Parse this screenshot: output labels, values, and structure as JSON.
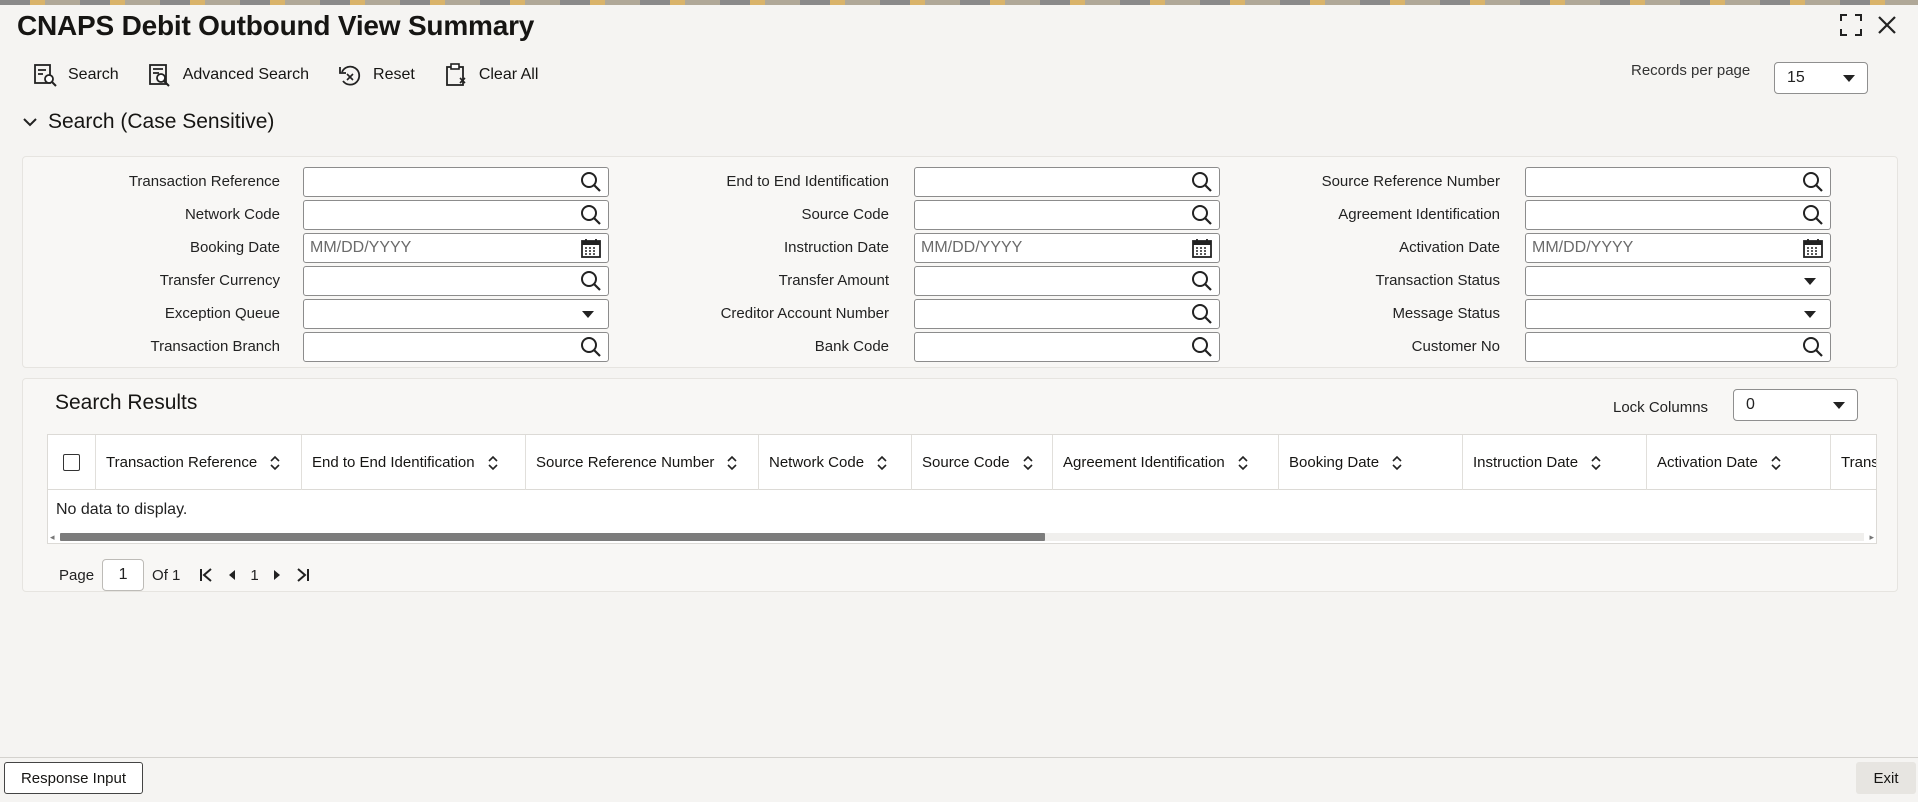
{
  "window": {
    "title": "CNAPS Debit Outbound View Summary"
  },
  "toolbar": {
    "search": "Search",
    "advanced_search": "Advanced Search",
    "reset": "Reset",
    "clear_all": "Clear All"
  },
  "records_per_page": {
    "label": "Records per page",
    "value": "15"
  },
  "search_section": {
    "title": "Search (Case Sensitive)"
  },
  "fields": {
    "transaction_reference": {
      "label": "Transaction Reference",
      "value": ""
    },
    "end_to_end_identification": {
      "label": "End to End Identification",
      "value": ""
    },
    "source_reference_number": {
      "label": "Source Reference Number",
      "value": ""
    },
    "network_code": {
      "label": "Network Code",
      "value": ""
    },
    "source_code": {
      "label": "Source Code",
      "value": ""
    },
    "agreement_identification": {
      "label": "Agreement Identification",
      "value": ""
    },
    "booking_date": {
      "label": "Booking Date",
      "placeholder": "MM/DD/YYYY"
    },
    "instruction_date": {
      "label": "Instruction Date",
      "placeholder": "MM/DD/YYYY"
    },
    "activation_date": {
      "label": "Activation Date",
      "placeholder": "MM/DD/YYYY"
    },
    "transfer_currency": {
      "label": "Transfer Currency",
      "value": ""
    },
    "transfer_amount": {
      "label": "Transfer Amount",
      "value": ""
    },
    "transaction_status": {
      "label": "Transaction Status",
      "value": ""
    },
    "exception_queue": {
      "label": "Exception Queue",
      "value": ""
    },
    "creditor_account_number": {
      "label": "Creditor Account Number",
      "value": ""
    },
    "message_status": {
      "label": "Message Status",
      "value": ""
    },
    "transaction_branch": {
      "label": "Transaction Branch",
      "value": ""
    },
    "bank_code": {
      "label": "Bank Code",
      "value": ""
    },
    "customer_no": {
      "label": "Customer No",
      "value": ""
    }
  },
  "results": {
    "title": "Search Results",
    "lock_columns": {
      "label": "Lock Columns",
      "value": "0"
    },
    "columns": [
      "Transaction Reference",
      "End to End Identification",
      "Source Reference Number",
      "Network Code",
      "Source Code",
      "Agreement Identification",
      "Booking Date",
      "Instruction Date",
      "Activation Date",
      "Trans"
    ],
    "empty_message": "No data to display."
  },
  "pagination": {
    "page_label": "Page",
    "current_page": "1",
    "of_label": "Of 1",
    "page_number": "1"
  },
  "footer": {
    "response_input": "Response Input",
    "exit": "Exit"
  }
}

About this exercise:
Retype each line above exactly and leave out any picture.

Your solution:
Parse this screenshot: output labels, values, and structure as JSON.
{
  "window": {
    "title": "CNAPS Debit Outbound View Summary"
  },
  "toolbar": {
    "search": "Search",
    "advanced_search": "Advanced Search",
    "reset": "Reset",
    "clear_all": "Clear All"
  },
  "records_per_page": {
    "label": "Records per page",
    "value": "15"
  },
  "search_section": {
    "title": "Search (Case Sensitive)"
  },
  "fields": {
    "transaction_reference": {
      "label": "Transaction Reference",
      "value": ""
    },
    "end_to_end_identification": {
      "label": "End to End Identification",
      "value": ""
    },
    "source_reference_number": {
      "label": "Source Reference Number",
      "value": ""
    },
    "network_code": {
      "label": "Network Code",
      "value": ""
    },
    "source_code": {
      "label": "Source Code",
      "value": ""
    },
    "agreement_identification": {
      "label": "Agreement Identification",
      "value": ""
    },
    "booking_date": {
      "label": "Booking Date",
      "placeholder": "MM/DD/YYYY"
    },
    "instruction_date": {
      "label": "Instruction Date",
      "placeholder": "MM/DD/YYYY"
    },
    "activation_date": {
      "label": "Activation Date",
      "placeholder": "MM/DD/YYYY"
    },
    "transfer_currency": {
      "label": "Transfer Currency",
      "value": ""
    },
    "transfer_amount": {
      "label": "Transfer Amount",
      "value": ""
    },
    "transaction_status": {
      "label": "Transaction Status",
      "value": ""
    },
    "exception_queue": {
      "label": "Exception Queue",
      "value": ""
    },
    "creditor_account_number": {
      "label": "Creditor Account Number",
      "value": ""
    },
    "message_status": {
      "label": "Message Status",
      "value": ""
    },
    "transaction_branch": {
      "label": "Transaction Branch",
      "value": ""
    },
    "bank_code": {
      "label": "Bank Code",
      "value": ""
    },
    "customer_no": {
      "label": "Customer No",
      "value": ""
    }
  },
  "results": {
    "title": "Search Results",
    "lock_columns": {
      "label": "Lock Columns",
      "value": "0"
    },
    "columns": [
      "Transaction Reference",
      "End to End Identification",
      "Source Reference Number",
      "Network Code",
      "Source Code",
      "Agreement Identification",
      "Booking Date",
      "Instruction Date",
      "Activation Date",
      "Trans"
    ],
    "empty_message": "No data to display."
  },
  "pagination": {
    "page_label": "Page",
    "current_page": "1",
    "of_label": "Of 1",
    "page_number": "1"
  },
  "footer": {
    "response_input": "Response Input",
    "exit": "Exit"
  }
}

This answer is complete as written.